    [12] Not found.
    [13] Presumably James Sproat Green, a Princeton trustee and its professor of jurisprudence, and his wife, the former Isabella McCulloch, who were old family friends. Henry Papers, 1:440; Hageman, Princeton, 1:318.
    [14] See below, Doc. 12.
    [15] “Puss” was the Henrys' nickname for their youngest daughter, Caroline. The letter Henry requested has not been found, but see his replies to Helen Henry, January 30, 1847, and to Mary Henry, January 31, 1847, Family Correspondence, Henry Papers, Smithsonian Archives.

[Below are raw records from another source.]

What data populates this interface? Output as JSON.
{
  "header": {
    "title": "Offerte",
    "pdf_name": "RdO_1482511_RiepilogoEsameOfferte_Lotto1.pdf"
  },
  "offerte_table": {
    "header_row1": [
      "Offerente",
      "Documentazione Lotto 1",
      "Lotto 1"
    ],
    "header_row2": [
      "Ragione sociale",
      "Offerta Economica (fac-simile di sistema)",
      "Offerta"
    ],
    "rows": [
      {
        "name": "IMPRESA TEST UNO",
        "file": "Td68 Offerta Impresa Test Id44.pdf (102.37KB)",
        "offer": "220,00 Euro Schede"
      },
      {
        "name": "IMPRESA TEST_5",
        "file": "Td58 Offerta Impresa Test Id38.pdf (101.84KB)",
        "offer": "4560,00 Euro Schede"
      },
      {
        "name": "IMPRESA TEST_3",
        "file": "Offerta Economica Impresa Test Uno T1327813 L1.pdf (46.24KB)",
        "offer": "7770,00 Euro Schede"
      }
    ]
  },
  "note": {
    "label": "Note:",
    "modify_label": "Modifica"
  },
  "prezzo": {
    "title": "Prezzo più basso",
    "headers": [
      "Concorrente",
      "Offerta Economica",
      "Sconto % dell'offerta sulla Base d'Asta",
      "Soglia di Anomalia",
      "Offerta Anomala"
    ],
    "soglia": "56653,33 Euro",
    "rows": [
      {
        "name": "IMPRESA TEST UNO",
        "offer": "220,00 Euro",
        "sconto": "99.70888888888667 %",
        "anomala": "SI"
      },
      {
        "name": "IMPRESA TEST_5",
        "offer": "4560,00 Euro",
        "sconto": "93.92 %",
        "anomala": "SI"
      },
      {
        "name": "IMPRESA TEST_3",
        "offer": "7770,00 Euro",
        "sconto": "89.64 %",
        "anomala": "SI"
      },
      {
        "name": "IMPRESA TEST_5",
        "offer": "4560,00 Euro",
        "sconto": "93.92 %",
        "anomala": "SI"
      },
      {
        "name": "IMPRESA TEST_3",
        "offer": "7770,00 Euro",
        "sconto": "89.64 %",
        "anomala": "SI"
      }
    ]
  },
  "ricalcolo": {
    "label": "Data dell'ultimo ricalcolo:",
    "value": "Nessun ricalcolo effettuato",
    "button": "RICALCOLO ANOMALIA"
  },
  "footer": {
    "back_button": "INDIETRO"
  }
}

    [16] John Cross Smith (1803–1878), who attended Princeton Theological Seminary during the mid–1820s, in 1839 became pastor of the Fourth Presbyterian Church in Washington. Edward Howell Roberts, Biographical Catalogue of the Princeton Theological Seminary, 1815–1932 (Princeton, 1933), p. 46; Washington City Directory, 1843.
    [17] Arthur Joseph Stansbury, formerly a trustee of the Albany Academy and pastor of the First Presbyterian Church of Albany, now worked as a congressional reporter and illustrator for the National Intelligencer. In 1803 he married Susanna Brown (1784–1852), a descendant of a founder of Providence Plantation. Henry Papers, 1:40; 2:443–444; Andrew J. Cosentino and Henry H. Glassie, The Capital Image: Painters in Washington, 1800–1915 (Washington, 1983), p. 273; Frederick Howard Wines, comp., The Descendants of John Stansbury of Leominster (Springfield, Illinois, 1895), pp. 10–11.
    [A] From the postmark and internal evidence.
    [B] Altered from plessant
    [C] Paper torn.
    [D] Altered from f
    [E] Altered from Eaton
    [F] Henry left a 12.5-centimeter space between this paragraph and the next for the address.
    [G] Remainder written in left margin, beginning on first page.
    [H] Altered from littles
    [I] Altered from attentions